Born in New York in 1904, Louis Zukofsky became highly inflenced by the work of Ezra Pound in the 1920s, and later, in the 1930s, became known for his spearheading of the Objectivist poetry movement.
In the tradition of Ezra Pound's epic "poem including history," The Cantos, "A" is a work of rare intensity that stands as one of the epics of American literature—and as what Zukofsky called "a poem of a life." But unlike such epics as Homer’s Odyssey, Dante’s Divine Comedy, and Virgil’s Aenead, "A" is not a narrative poem. It is pieced together by collage, formal experimentation, and the poet's lived experience—thus, by "a life."
The first seven movements of "A," appeared in Poetry magazine's historic "'Objectivists' 1931," issue, which he edited, via Pound's recommendation. That feature brought together the work of Charles Reznikoff, George Oppen, Carl Rakoski, among others, under the same blanket movement. Though, in a 1969 interview, Zukofsky later said:
I used the word "objectivist," and the only reason for using it was Harriet Monroe's insistence when I edited the "objectivist" number of Poetry...
"Well," she told me, "You must have a movement."
I said, "No, some of us are writing to say things simply so that they will affect us as new again."
"Well give it a name."
"All right, let's call it 'Objectivists.'"
...I wouldn't do it today.
"A" is far from being a "simple" work, but Zukofsky's disjunctive verse did prove to be effective and genuinely "new." It has influenced future generations of writers and marks a new stage in the Modernist tradition of Ezra Pound, Gertrude Stein, and William Carlos Williams.
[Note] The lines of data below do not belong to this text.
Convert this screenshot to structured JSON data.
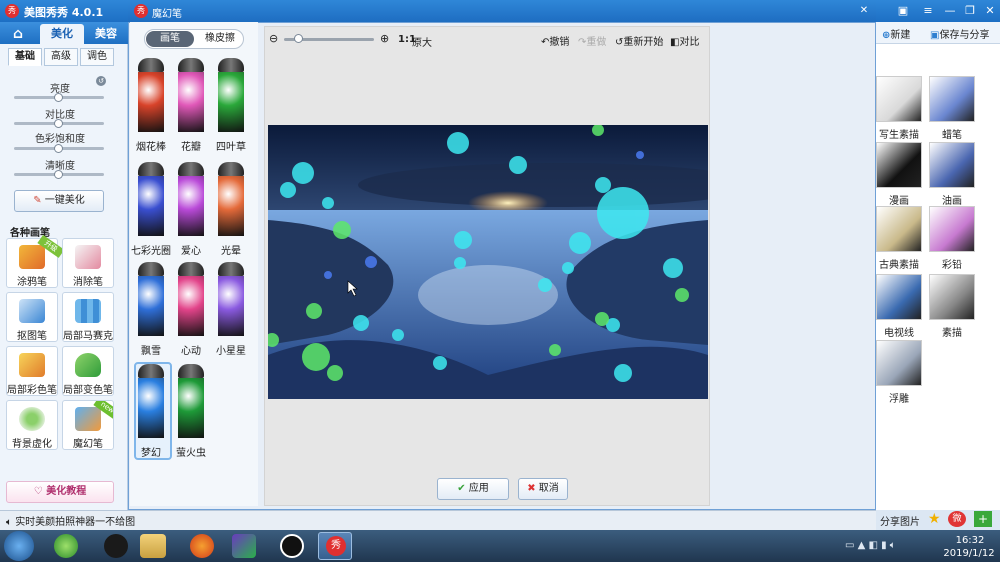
{
  "app": {
    "title": "美图秀秀 4.0.1",
    "logo_char": "秀"
  },
  "nav": {
    "tabs": [
      "美化",
      "美容"
    ]
  },
  "left": {
    "sub_tabs": [
      "基础",
      "高级",
      "调色"
    ],
    "sliders": [
      {
        "label": "亮度",
        "value": 0.45
      },
      {
        "label": "对比度",
        "value": 0.45
      },
      {
        "label": "色彩饱和度",
        "value": 0.45
      },
      {
        "label": "清晰度",
        "value": 0.45
      }
    ],
    "one_click": "一键美化",
    "brushes_title": "各种画笔",
    "tools": [
      {
        "label": "涂鸦笔",
        "icon": "pencil-icon",
        "badge": "升级"
      },
      {
        "label": "消除笔",
        "icon": "eraser-icon",
        "badge": ""
      },
      {
        "label": "抠图笔",
        "icon": "cutout-pen-icon",
        "badge": ""
      },
      {
        "label": "局部马赛克",
        "icon": "mosaic-icon",
        "badge": ""
      },
      {
        "label": "局部彩色笔",
        "icon": "color-brush-icon",
        "badge": ""
      },
      {
        "label": "局部变色笔",
        "icon": "color-change-bucket-icon",
        "badge": ""
      },
      {
        "label": "背景虚化",
        "icon": "blur-icon",
        "badge": ""
      },
      {
        "label": "魔幻笔",
        "icon": "magic-pen-icon",
        "badge": "new"
      }
    ],
    "tutorial": "美化教程"
  },
  "dialog": {
    "title": "魔幻笔",
    "mode_tabs": [
      "画笔",
      "橡皮擦"
    ],
    "brushes": [
      {
        "label": "烟花棒",
        "color": "#d8432a"
      },
      {
        "label": "花瓣",
        "color": "#e058b8"
      },
      {
        "label": "四叶草",
        "color": "#2aa83a"
      },
      {
        "label": "七彩光圈",
        "color": "#3a4fd0"
      },
      {
        "label": "爱心",
        "color": "#b94ad8"
      },
      {
        "label": "光晕",
        "color": "#e46a3a"
      },
      {
        "label": "飘雪",
        "color": "#2f6fd8"
      },
      {
        "label": "心动",
        "color": "#e2448a"
      },
      {
        "label": "小星星",
        "color": "#8a5ae0"
      },
      {
        "label": "梦幻",
        "color": "#2a7fe0"
      },
      {
        "label": "萤火虫",
        "color": "#1e9a38"
      }
    ],
    "zoom_label": "1:1",
    "original_size": "原大",
    "undo": "撤销",
    "redo": "重做",
    "restart": "重新开始",
    "compare": "对比",
    "apply": "应用",
    "cancel": "取消"
  },
  "right": {
    "new": "新建",
    "save_share": "保存与分享",
    "effects": [
      "写生素描",
      "蜡笔",
      "漫画",
      "油画",
      "古典素描",
      "彩铅",
      "电视线",
      "素描",
      "浮雕"
    ],
    "share_image": "分享图片"
  },
  "status": {
    "text": "实时美颜拍照神器一不给图"
  },
  "taskbar": {
    "time": "16:32",
    "date": "2019/1/12"
  }
}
And despite his small reception, the poet had a huge impact on his own generation as well. Mary Oppen remarks in her autobiography Meaning a Life:
George [Oppen] has said many times, "I can never repay my debt to Zukofsky. He taught me everything."
Zukofsky continued to work on "A" throughout his life, though its final version did not go to the printers until just before his death in 1978. His biographer Mark Scroggins, calls the book "a long poem in as many forms as you can imagine, from Shakespearean sonnets, to letter-perfect canzoni, to phonetic translations from the Hebrew. It's a poem that tracks 50 years in the life of its writer and 50 years of American history."